Records to use:
+ + + + +
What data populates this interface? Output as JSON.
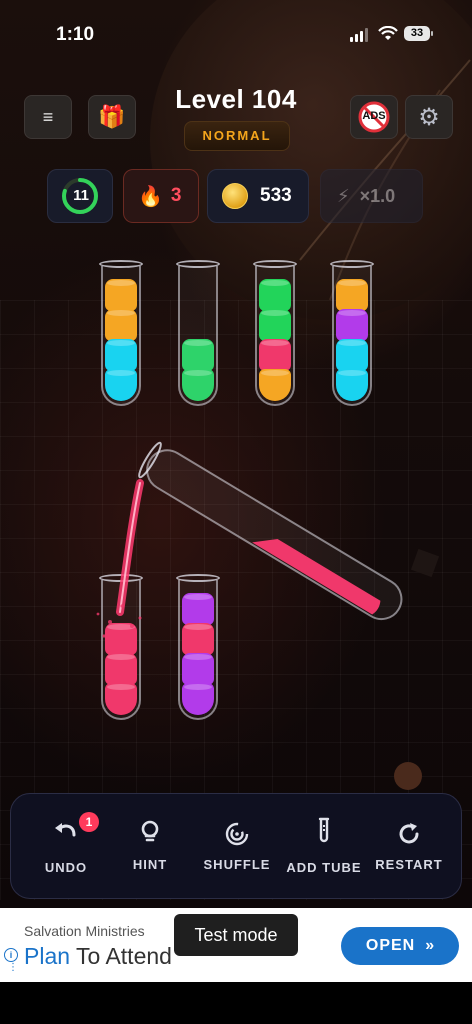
{
  "status_bar": {
    "time": "1:10",
    "battery": "33"
  },
  "header": {
    "menu_icon": "≡",
    "gift_icon": "🎁",
    "level_title": "Level 104",
    "difficulty": "NORMAL",
    "no_ads_label": "ADS",
    "settings_icon": "⚙"
  },
  "stats": {
    "moves_left": "11",
    "moves_progress": 0.8,
    "streak": "3",
    "coins": "533",
    "multiplier": "×1.0"
  },
  "tubes": [
    {
      "id": "tube-1",
      "layers": [
        "#f5a623",
        "#f5a623",
        "#19d3f0",
        "#19d3f0"
      ]
    },
    {
      "id": "tube-2",
      "layers": [
        "#2ed36a",
        "#2ed36a"
      ]
    },
    {
      "id": "tube-3",
      "layers": [
        "#22d45a",
        "#22d45a",
        "#f0386b",
        "#f5a623"
      ]
    },
    {
      "id": "tube-4",
      "layers": [
        "#f5a623",
        "#b23bea",
        "#19d3f0",
        "#19d3f0"
      ]
    },
    {
      "id": "tube-5",
      "layers": [
        "#f0386b",
        "#f0386b",
        "#f0386b"
      ]
    },
    {
      "id": "tube-6",
      "layers": [
        "#b23bea",
        "#f0386b",
        "#b23bea",
        "#b23bea"
      ]
    }
  ],
  "pouring_tube": {
    "color": "#f0386b"
  },
  "toolbar": {
    "undo_label": "UNDO",
    "undo_badge": "1",
    "hint_label": "HINT",
    "shuffle_label": "SHUFFLE",
    "add_tube_label": "ADD TUBE",
    "restart_label": "RESTART"
  },
  "ad": {
    "advertiser": "Salvation Ministries",
    "headline_strong": "Plan",
    "headline_rest": "To Attend",
    "cta": "OPEN",
    "test_mode": "Test mode"
  },
  "colors": {
    "accent_orange": "#f4a51c",
    "cta_blue": "#1a73c9",
    "streak_red": "#ff4d5e"
  }
}
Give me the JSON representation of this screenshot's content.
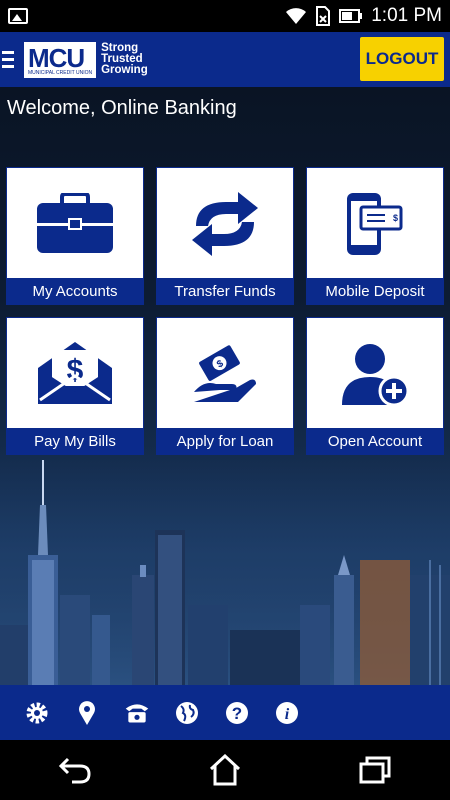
{
  "status_bar": {
    "time": "1:01 PM"
  },
  "header": {
    "logo_text": "MCU",
    "logo_subtext": "MUNICIPAL CREDIT UNION",
    "tagline": [
      "Strong",
      "Trusted",
      "Growing"
    ],
    "logout_label": "LOGOUT"
  },
  "welcome": "Welcome, Online Banking",
  "tiles": [
    {
      "label": "My Accounts",
      "icon": "briefcase-icon"
    },
    {
      "label": "Transfer Funds",
      "icon": "transfer-arrows-icon"
    },
    {
      "label": "Mobile Deposit",
      "icon": "mobile-deposit-icon"
    },
    {
      "label": "Pay My Bills",
      "icon": "bill-envelope-icon"
    },
    {
      "label": "Apply for Loan",
      "icon": "loan-hand-icon"
    },
    {
      "label": "Open Account",
      "icon": "add-user-icon"
    }
  ],
  "toolbar_icons": [
    "gear-icon",
    "location-pin-icon",
    "phone-icon",
    "globe-icon",
    "help-icon",
    "info-icon"
  ],
  "colors": {
    "brand_blue": "#0b2a8c",
    "logout_yellow": "#f7d100"
  }
}
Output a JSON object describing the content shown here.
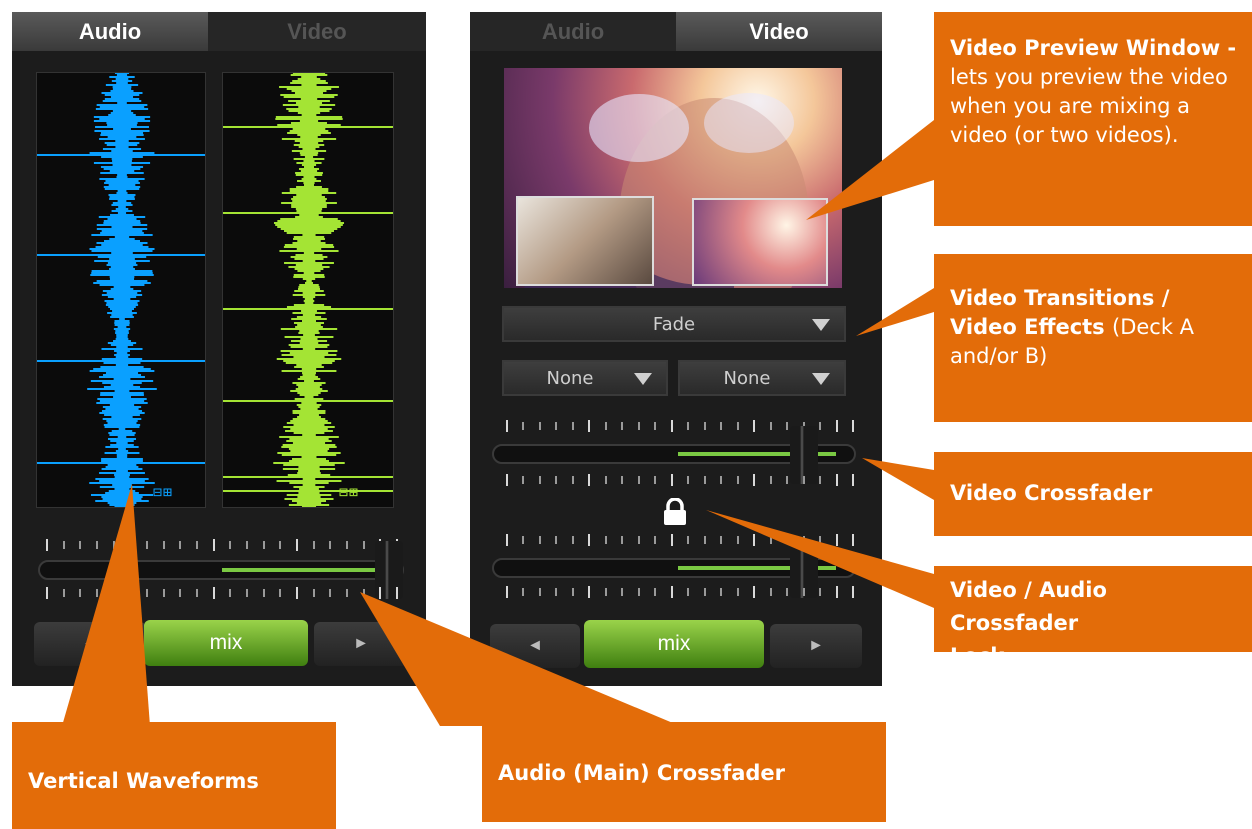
{
  "left_panel": {
    "tabs": [
      {
        "label": "Audio",
        "active": true
      },
      {
        "label": "Video",
        "active": false
      }
    ],
    "deck_a_color": "#0aa0ff",
    "deck_b_color": "#a4e434",
    "crossfader_position": 0.98,
    "buttons": {
      "prev": "◄",
      "mix": "mix",
      "next": "►"
    }
  },
  "right_panel": {
    "tabs": [
      {
        "label": "Audio",
        "active": false
      },
      {
        "label": "Video",
        "active": true
      }
    ],
    "transition": {
      "selected": "Fade"
    },
    "effect_a": {
      "selected": "None"
    },
    "effect_b": {
      "selected": "None"
    },
    "video_crossfader_position": 0.98,
    "audio_crossfader_position": 0.98,
    "lock_icon": "lock-icon",
    "buttons": {
      "prev": "◄",
      "mix": "mix",
      "next": "►"
    }
  },
  "callouts": {
    "preview_title": "Video Preview Window -",
    "preview_text": "lets you preview the video when you are mixing a video (or two videos).",
    "transitions_title": "Video Transitions / Video Effects",
    "transitions_text": "(Deck A and/or B)",
    "video_crossfader": "Video Crossfader",
    "lock": "Video / Audio Crossfader Lock",
    "waveforms": "Vertical Waveforms",
    "main_crossfader": "Audio (Main) Crossfader"
  },
  "colors": {
    "callout": "#e36c09",
    "accent_green": "#7ac943"
  }
}
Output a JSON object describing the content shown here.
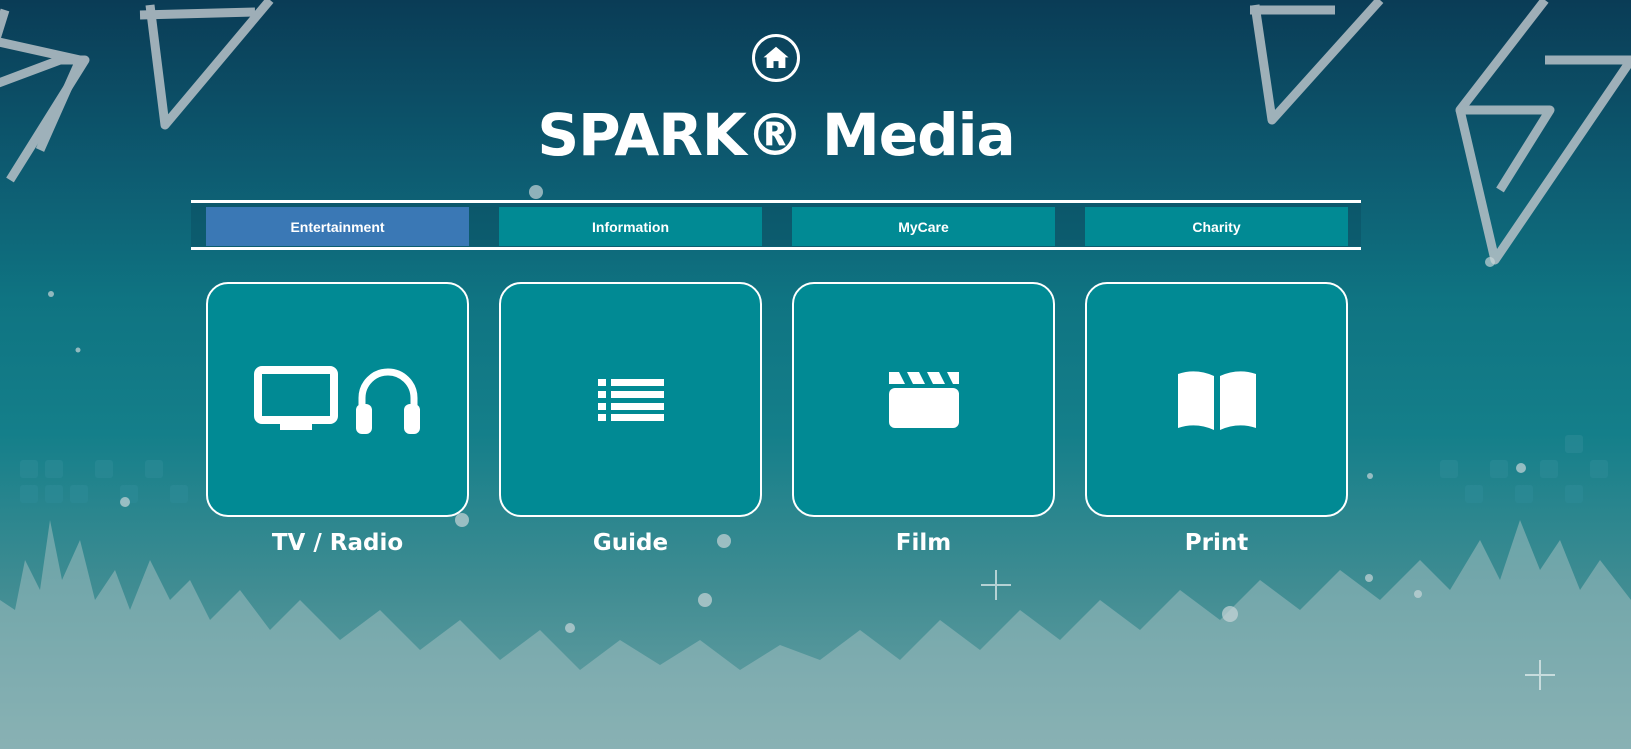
{
  "header": {
    "home_icon": "home-icon",
    "title": "SPARK® Media"
  },
  "nav": {
    "tabs": [
      {
        "label": "Entertainment",
        "active": true
      },
      {
        "label": "Information",
        "active": false
      },
      {
        "label": "MyCare",
        "active": false
      },
      {
        "label": "Charity",
        "active": false
      }
    ]
  },
  "tiles": [
    {
      "label": "TV / Radio",
      "icons": [
        "tv-icon",
        "headphones-icon"
      ]
    },
    {
      "label": "Guide",
      "icons": [
        "list-icon"
      ]
    },
    {
      "label": "Film",
      "icons": [
        "clapperboard-icon"
      ]
    },
    {
      "label": "Print",
      "icons": [
        "open-book-icon"
      ]
    }
  ],
  "colors": {
    "tab_active": "#3a78b5",
    "tab_inactive": "#018a94",
    "tile": "#018a94",
    "text": "#ffffff"
  }
}
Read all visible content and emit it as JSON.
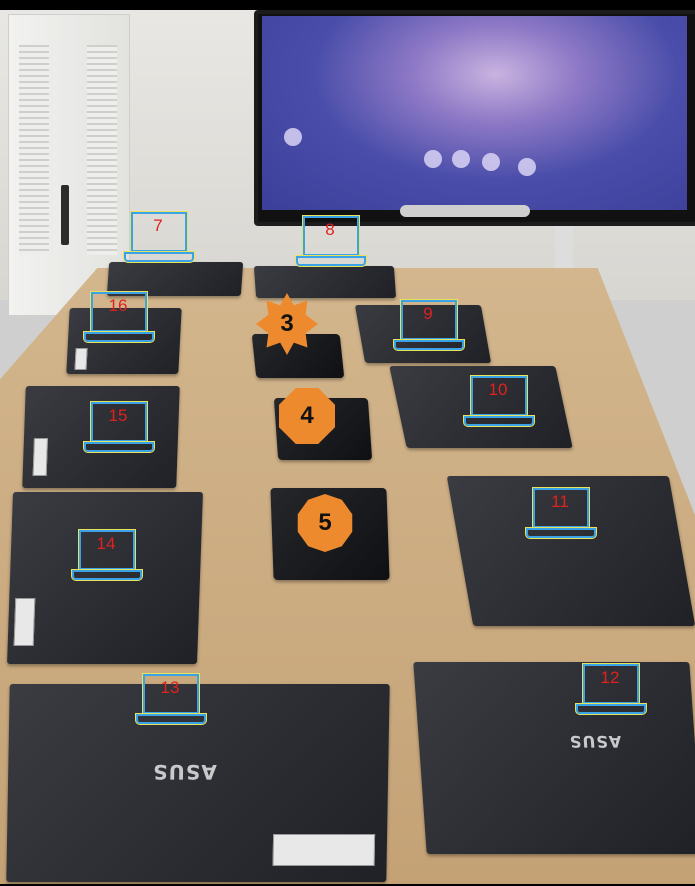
{
  "photo": {
    "laptop_labels": [
      "7",
      "8",
      "9",
      "10",
      "11",
      "12",
      "13",
      "14",
      "15",
      "16"
    ],
    "tablet_labels": [
      "3",
      "4",
      "5"
    ],
    "logo_text": "ASUS",
    "colors": {
      "marker_frame": "#3aa2e6",
      "marker_outline": "#e8e35a",
      "marker_number": "#e0221e",
      "badge_fill": "#ee8a2e"
    }
  }
}
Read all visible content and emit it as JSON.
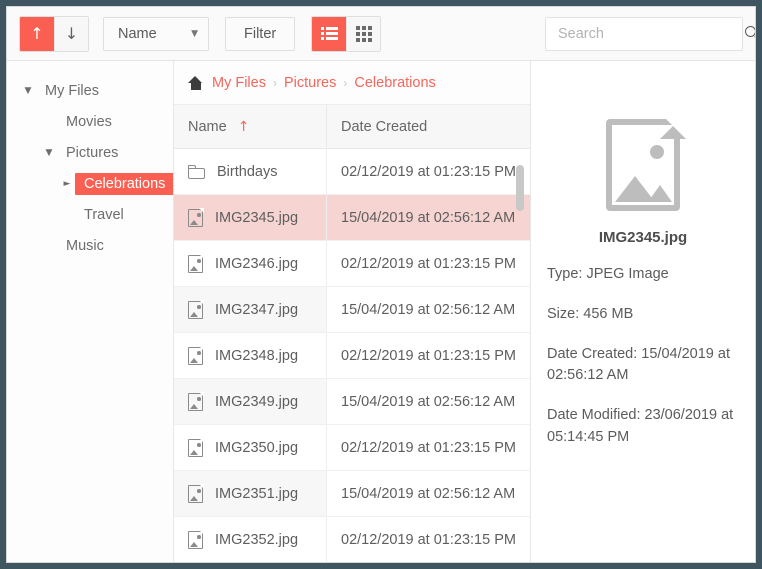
{
  "toolbar": {
    "sort_asc_icon": "arrow-up-icon",
    "sort_asc_glyph": "↑",
    "sort_desc_icon": "arrow-down-icon",
    "sort_desc_glyph": "↓",
    "sort_field_label": "Name",
    "sort_caret_glyph": "▼",
    "filter_label": "Filter",
    "view_list_icon": "list-view-icon",
    "view_grid_icon": "grid-view-icon",
    "active_view": "list",
    "accent_color": "#fa5f52"
  },
  "search": {
    "value": "",
    "placeholder": "Search",
    "icon": "search-icon"
  },
  "sidebar": {
    "items": [
      {
        "label": "My Files",
        "level": 0,
        "twisty": "▼",
        "selected": false
      },
      {
        "label": "Movies",
        "level": 1,
        "twisty": "",
        "selected": false
      },
      {
        "label": "Pictures",
        "level": 1,
        "twisty": "▼",
        "selected": false
      },
      {
        "label": "Celebrations",
        "level": 2,
        "twisty": "►",
        "selected": true
      },
      {
        "label": "Travel",
        "level": 2,
        "twisty": "",
        "selected": false
      },
      {
        "label": "Music",
        "level": 1,
        "twisty": "",
        "selected": false
      }
    ]
  },
  "breadcrumb": {
    "home_icon": "home-icon",
    "separator": "›",
    "crumbs": [
      "My Files",
      "Pictures",
      "Celebrations"
    ]
  },
  "file_table": {
    "columns": [
      {
        "label": "Name",
        "sorted": true,
        "sort_glyph": "↑"
      },
      {
        "label": "Date Created",
        "sorted": false,
        "sort_glyph": ""
      }
    ],
    "rows": [
      {
        "name": "Birthdays",
        "date": "02/12/2019 at 01:23:15 PM",
        "icon": "folder-icon",
        "selected": false,
        "zebra": false
      },
      {
        "name": "IMG2345.jpg",
        "date": "15/04/2019 at 02:56:12 AM",
        "icon": "image-file-icon",
        "selected": true,
        "zebra": false
      },
      {
        "name": "IMG2346.jpg",
        "date": "02/12/2019 at 01:23:15 PM",
        "icon": "image-file-icon",
        "selected": false,
        "zebra": false
      },
      {
        "name": "IMG2347.jpg",
        "date": "15/04/2019 at 02:56:12 AM",
        "icon": "image-file-icon",
        "selected": false,
        "zebra": true
      },
      {
        "name": "IMG2348.jpg",
        "date": "02/12/2019 at 01:23:15 PM",
        "icon": "image-file-icon",
        "selected": false,
        "zebra": false
      },
      {
        "name": "IMG2349.jpg",
        "date": "15/04/2019 at 02:56:12 AM",
        "icon": "image-file-icon",
        "selected": false,
        "zebra": true
      },
      {
        "name": "IMG2350.jpg",
        "date": "02/12/2019 at 01:23:15 PM",
        "icon": "image-file-icon",
        "selected": false,
        "zebra": false
      },
      {
        "name": "IMG2351.jpg",
        "date": "15/04/2019 at 02:56:12 AM",
        "icon": "image-file-icon",
        "selected": false,
        "zebra": true
      },
      {
        "name": "IMG2352.jpg",
        "date": "02/12/2019 at 01:23:15 PM",
        "icon": "image-file-icon",
        "selected": false,
        "zebra": false
      }
    ]
  },
  "detail_panel": {
    "preview_icon": "image-file-large-icon",
    "filename": "IMG2345.jpg",
    "type_line": "Type: JPEG Image",
    "size_line": "Size: 456 MB",
    "date_created_line": "Date Created: 15/04/2019 at 02:56:12 AM",
    "date_modified_line": "Date Modified: 23/06/2019 at 05:14:45 PM"
  }
}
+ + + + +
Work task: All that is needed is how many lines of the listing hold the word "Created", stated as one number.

Response to the task: 2